**INSTRUCTIONS FOR THE TASK**
Given the records below, pull every line with the word "label" into the answer.

**Stored entries**
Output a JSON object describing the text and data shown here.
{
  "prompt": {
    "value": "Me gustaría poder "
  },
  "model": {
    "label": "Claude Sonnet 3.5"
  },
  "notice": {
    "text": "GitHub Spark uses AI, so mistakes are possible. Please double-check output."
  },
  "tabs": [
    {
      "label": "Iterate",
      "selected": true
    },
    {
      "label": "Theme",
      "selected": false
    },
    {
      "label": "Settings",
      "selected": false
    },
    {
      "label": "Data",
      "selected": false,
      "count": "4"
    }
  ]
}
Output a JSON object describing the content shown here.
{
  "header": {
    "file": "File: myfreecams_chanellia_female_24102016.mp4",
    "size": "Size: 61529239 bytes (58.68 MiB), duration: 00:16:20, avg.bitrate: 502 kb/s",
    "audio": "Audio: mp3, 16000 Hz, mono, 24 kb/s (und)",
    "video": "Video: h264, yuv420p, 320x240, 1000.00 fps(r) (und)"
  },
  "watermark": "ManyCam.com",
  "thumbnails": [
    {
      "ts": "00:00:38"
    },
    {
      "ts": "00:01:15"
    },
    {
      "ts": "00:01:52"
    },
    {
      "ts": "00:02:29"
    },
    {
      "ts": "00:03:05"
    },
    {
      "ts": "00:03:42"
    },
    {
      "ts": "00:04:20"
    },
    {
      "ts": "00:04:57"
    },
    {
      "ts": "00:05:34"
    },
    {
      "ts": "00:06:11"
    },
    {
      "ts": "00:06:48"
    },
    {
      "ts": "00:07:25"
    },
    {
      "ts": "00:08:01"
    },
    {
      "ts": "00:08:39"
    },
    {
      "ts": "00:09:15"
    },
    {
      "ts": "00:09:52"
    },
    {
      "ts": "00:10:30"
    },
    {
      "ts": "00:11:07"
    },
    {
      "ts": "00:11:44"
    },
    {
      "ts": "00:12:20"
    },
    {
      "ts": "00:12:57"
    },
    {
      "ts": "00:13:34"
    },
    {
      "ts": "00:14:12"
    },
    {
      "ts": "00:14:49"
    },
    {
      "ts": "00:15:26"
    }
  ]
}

**FINAL ANSWER**
    "label": "Claude Sonnet 3.5"
      "label": "Iterate",
      "label": "Theme",
      "label": "Settings",
      "label": "Data",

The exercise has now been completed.